- Regulation of extracellular matrix expression and distribution in Trypanosoma cruzi-infected cardiomyocytes
- Int J Med Microbiol 299(4):301-312 (2009)
Alterations in the extracellular matrix have been observed in the cardiomyopathy of Chagas disease caused by Trypanosoma cruzi infection. However, the mechanism of extracellular matrix regulation in T. cruzi-infected cultured cardiomyocytes (CMs) is unclear. Using confocal laser microscopy, we demonstrated that treatment of these cultures with transforming growth factor beta (TGF-β) and tumor necrosis factor alpha (TNF-α) leads to an enhancement of the fibronectin matrix only in uninfected CMs, while infected myocytes displayed low fibronectin expression. Digital image analysis also revealed low superposition of the fibronectin signal with parasite nests in cytokine treated and untreated cultures. Cytochalasin D treatment resulted in microfilament disarray that induced a disturbance in the fibronectin network of CMs, suggesting that cytoskeleton disruption caused by T. cruzi infection disorganizes the fibronectin matrix.
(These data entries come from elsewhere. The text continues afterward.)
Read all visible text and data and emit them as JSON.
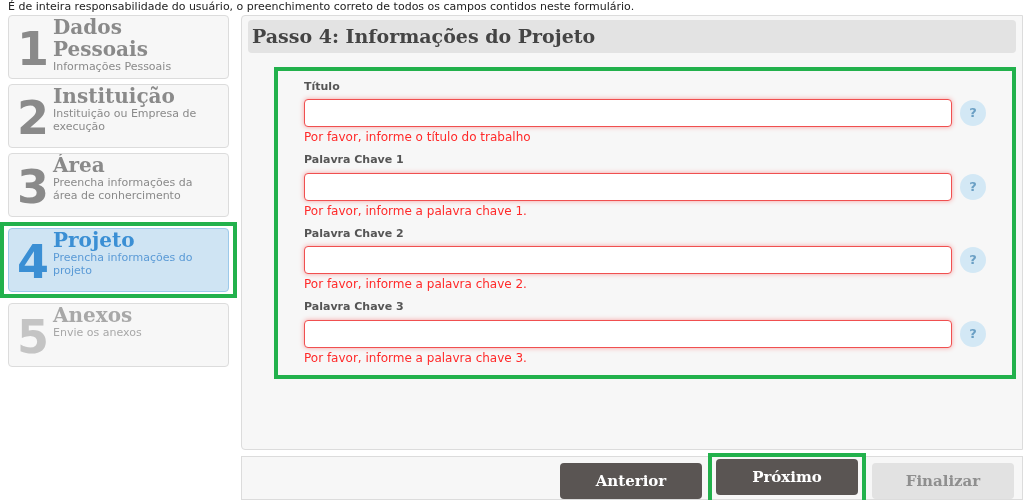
{
  "notice": "É de inteira responsabilidade do usuário, o preenchimento correto de todos os campos contidos neste formulário.",
  "steps": [
    {
      "number": "1",
      "title": "Dados Pessoais",
      "subtitle": "Informações Pessoais",
      "selected": false,
      "disabled": false,
      "highlighted": false
    },
    {
      "number": "2",
      "title": "Instituição",
      "subtitle": "Instituição ou Empresa de execução",
      "selected": false,
      "disabled": false,
      "highlighted": false
    },
    {
      "number": "3",
      "title": "Área",
      "subtitle": "Preencha informações da área de conhercimento",
      "selected": false,
      "disabled": false,
      "highlighted": false
    },
    {
      "number": "4",
      "title": "Projeto",
      "subtitle": "Preencha informações do projeto",
      "selected": true,
      "disabled": false,
      "highlighted": true
    },
    {
      "number": "5",
      "title": "Anexos",
      "subtitle": "Envie os anexos",
      "selected": false,
      "disabled": true,
      "highlighted": false
    }
  ],
  "panel": {
    "title": "Passo 4: Informações do Projeto",
    "highlighted": true
  },
  "fields": [
    {
      "label": "Título",
      "error": "Por favor, informe o título do trabalho",
      "invalid": true,
      "help": "?"
    },
    {
      "label": "Palavra Chave 1",
      "error": "Por favor, informe a palavra chave 1.",
      "invalid": true,
      "help": "?"
    },
    {
      "label": "Palavra Chave 2",
      "error": "Por favor, informe a palavra chave 2.",
      "invalid": true,
      "help": "?"
    },
    {
      "label": "Palavra Chave 3",
      "error": "Por favor, informe a palavra chave 3.",
      "invalid": true,
      "help": "?"
    }
  ],
  "buttons": [
    {
      "label": "Anterior",
      "disabled": false,
      "highlighted": false
    },
    {
      "label": "Próximo",
      "disabled": false,
      "highlighted": true
    },
    {
      "label": "Finalizar",
      "disabled": true,
      "highlighted": false
    }
  ]
}
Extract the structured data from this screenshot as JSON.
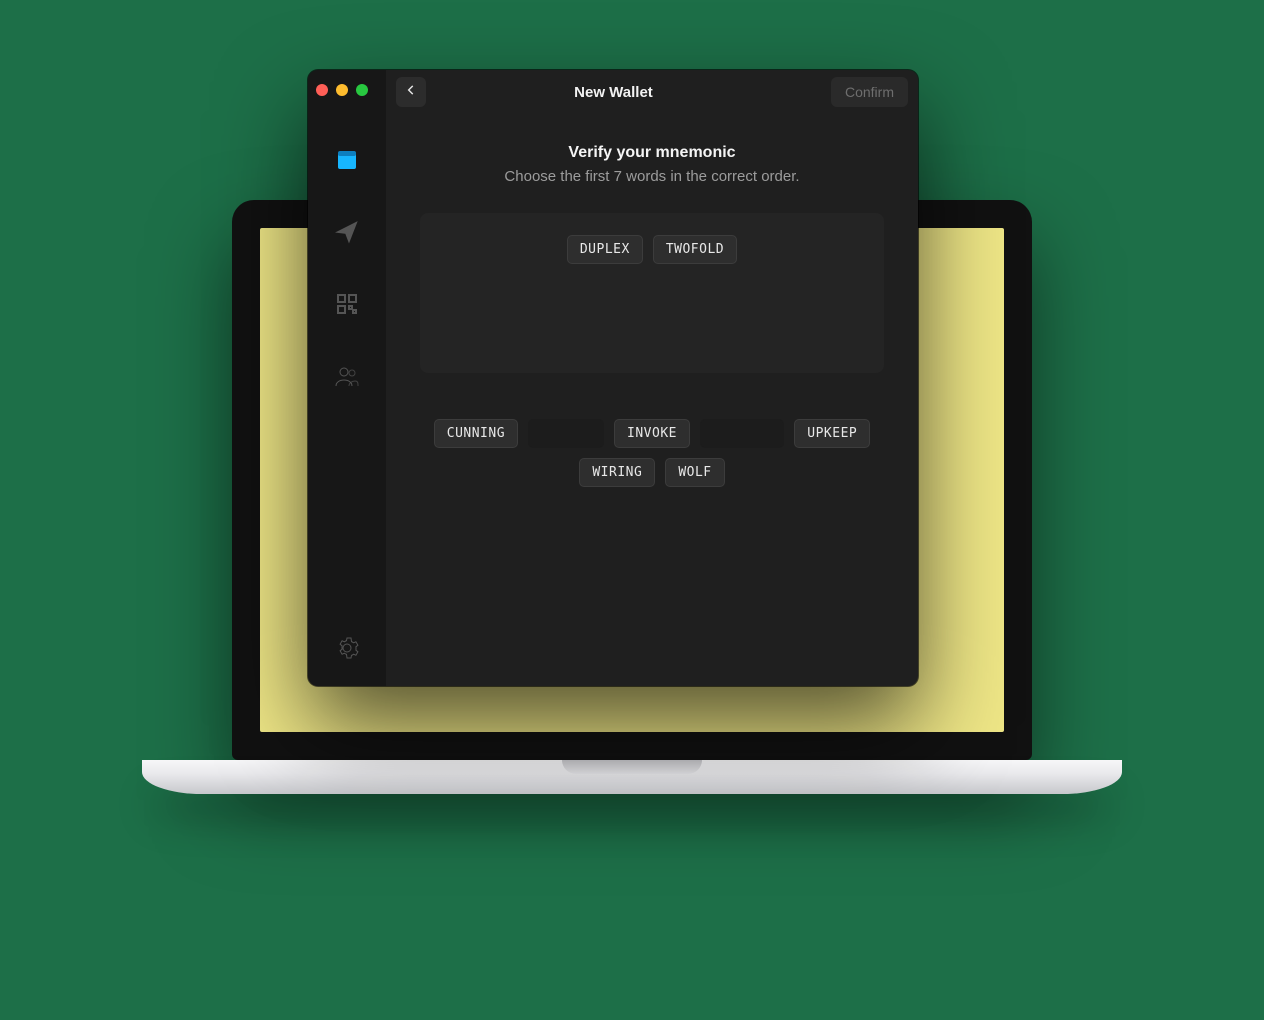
{
  "window": {
    "title": "New Wallet",
    "confirm_label": "Confirm"
  },
  "sidebar": {
    "items": [
      {
        "icon": "wallet-icon",
        "active": true
      },
      {
        "icon": "send-icon",
        "active": false
      },
      {
        "icon": "qr-icon",
        "active": false
      },
      {
        "icon": "contacts-icon",
        "active": false
      }
    ],
    "settings_icon": "gear-icon"
  },
  "verify": {
    "heading": "Verify your mnemonic",
    "subheading": "Choose the first 7 words in the correct order.",
    "selected": [
      "DUPLEX",
      "TWOFOLD"
    ],
    "pool": [
      {
        "word": "CUNNING",
        "used": false
      },
      {
        "word": "DUPLEX",
        "used": true
      },
      {
        "word": "INVOKE",
        "used": false
      },
      {
        "word": "TWOFOLD",
        "used": true
      },
      {
        "word": "UPKEEP",
        "used": false
      },
      {
        "word": "WIRING",
        "used": false
      },
      {
        "word": "WOLF",
        "used": false
      }
    ]
  }
}
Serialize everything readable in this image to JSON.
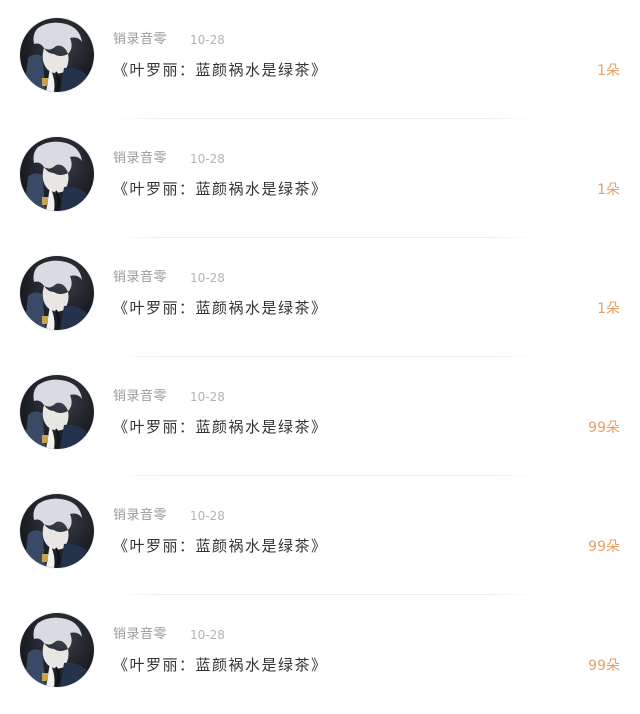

Western blot analysis revealed a 2-fold increa! se in the fibronectin expression in CM cultures after cytokine treatment, whereas T. cruzi infection significantly reduced fibronectin levels in all conditions. In contrast, no change in the laminin expression was detected after cytokine treatment. Laminin distribution was altered in T. cruzi-infected CMs, with intense laminin labeling only at the cell periphery even after cytokine treatment. Our observations indicate that TGF-β and TNF-α stimulates fibronectin expression only in uninfected cells of the T. cruzi-infected cultures, whereas the cells harboring the parasites display low or no fibronectin fibrils.